Iran had reversed the initiative in this contest. Rather than being on the defensive to avoid the consequences of its still unresolved non-compliance, Tehran presented itself as the victim – the developing country whose rights to nuclear energy were being violated by the blood-thirsty Bush Administration.
Finally, in February 2006, Tehran began to enrich uranium in centrifuges at the Natanz plant, crossing a red line that was too big to ignore.
At this point, the states responsible for upholding the integrity of the nonproliferation regime had to take enforcement action. Iran’s previous suspensions of proliferation-sensitive activities had been voluntary, but they had been undertaken to suspend the process of reporting Iran’s case to proper enforcement body, the UN Security Council. After several months of diplomacy, the UN Security Council produced resolution 1696. It is predicated on the facts that Iran has violated its obligations to the IAEA and has not provided cooperation and answers necessary for the IAEA to verify that Iran is upholding its fundamental obligation to apply nuclear energy only for peaceful purposes. Iran is not meeting the conditions on which general rights to nuclear technology and cooperation are predicated, and as a result the Security Council demands that Iran suspend particular sensitive fuel cycle activities. What Iran had volunteered to do before, the UN Security Council is mandating now.
The Security Council demand does not discriminate against Iran, nor is it arbitrary. Rather it is a specific action to redress violations by Iran of the obligations that condition any state’s rights to use nuclear technology. The action follows from the International Atomic Energy Agency’s patient exercise of its statutory requirement to report non-compliance to the UN Security Council, and from the Security Council’s responsibility to enforce the NPT.

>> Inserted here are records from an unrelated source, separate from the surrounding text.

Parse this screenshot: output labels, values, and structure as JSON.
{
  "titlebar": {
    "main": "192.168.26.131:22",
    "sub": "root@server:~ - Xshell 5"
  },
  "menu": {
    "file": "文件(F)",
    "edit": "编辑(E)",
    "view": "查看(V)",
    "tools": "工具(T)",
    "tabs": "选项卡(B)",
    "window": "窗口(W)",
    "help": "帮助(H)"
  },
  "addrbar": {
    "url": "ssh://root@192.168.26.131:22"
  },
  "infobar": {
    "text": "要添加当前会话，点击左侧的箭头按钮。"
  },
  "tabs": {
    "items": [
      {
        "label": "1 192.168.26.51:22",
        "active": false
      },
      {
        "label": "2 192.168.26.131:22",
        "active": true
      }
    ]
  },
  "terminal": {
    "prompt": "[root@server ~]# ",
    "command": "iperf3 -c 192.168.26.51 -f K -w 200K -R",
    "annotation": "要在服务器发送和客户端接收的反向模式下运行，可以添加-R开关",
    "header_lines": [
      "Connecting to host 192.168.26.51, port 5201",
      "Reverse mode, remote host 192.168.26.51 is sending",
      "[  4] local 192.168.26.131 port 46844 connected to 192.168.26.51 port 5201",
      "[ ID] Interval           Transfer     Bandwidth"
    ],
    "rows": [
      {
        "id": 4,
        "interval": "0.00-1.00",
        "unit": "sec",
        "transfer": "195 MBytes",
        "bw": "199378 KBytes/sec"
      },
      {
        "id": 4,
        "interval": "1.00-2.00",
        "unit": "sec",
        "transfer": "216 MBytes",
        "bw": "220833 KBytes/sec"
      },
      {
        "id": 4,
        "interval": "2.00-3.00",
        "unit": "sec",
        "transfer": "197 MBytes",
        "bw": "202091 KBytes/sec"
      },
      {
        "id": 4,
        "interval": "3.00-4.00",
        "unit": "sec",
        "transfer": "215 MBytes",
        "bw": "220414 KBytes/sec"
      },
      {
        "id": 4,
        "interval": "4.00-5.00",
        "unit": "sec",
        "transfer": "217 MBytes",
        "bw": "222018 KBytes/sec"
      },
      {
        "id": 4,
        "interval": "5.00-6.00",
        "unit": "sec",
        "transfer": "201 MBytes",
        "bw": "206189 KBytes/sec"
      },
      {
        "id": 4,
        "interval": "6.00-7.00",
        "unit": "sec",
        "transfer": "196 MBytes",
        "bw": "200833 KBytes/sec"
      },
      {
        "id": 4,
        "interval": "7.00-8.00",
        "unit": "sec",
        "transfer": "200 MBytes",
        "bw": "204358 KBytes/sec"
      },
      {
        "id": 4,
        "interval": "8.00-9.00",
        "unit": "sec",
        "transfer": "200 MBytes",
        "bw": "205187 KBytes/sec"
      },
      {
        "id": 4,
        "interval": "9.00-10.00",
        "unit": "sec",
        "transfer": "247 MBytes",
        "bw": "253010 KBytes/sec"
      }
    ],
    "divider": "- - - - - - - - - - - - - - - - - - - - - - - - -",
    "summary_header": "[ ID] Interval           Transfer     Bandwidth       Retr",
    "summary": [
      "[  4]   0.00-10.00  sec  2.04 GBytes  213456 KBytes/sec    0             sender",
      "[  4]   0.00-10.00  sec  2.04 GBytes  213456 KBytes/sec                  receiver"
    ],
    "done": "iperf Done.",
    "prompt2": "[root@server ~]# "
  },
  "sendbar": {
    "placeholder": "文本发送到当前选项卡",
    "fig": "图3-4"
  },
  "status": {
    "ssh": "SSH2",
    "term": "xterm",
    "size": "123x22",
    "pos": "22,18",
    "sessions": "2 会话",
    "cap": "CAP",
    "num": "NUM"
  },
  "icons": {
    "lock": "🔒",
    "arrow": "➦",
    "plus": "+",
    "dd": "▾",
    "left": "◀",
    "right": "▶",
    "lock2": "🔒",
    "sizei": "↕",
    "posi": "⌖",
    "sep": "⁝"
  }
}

UNSC Resolution 1696 does not require Iran to permanently suspend fuel-cycle activity. It does not prejudge the outcome of the negotiations which it calls upon Iran to undertake. Iran’s interlocutors (China, France, Germany, Russia, the United States, and the United Kingdom) do not seek to deny Iran’s rights to benefit from atomic energy. Indeed, the offer to Iran includes cooperation in building new nuclear power plants in Iran. If and when Iran restores confidence in its intentions by suspending fuel-cycle activities, negotiations will focus, among other things, on conditions under which Iran could enrich uranium without raising reasonable doubts about its ongoing commitment to limit nuclear activities exclusively to peaceful applications.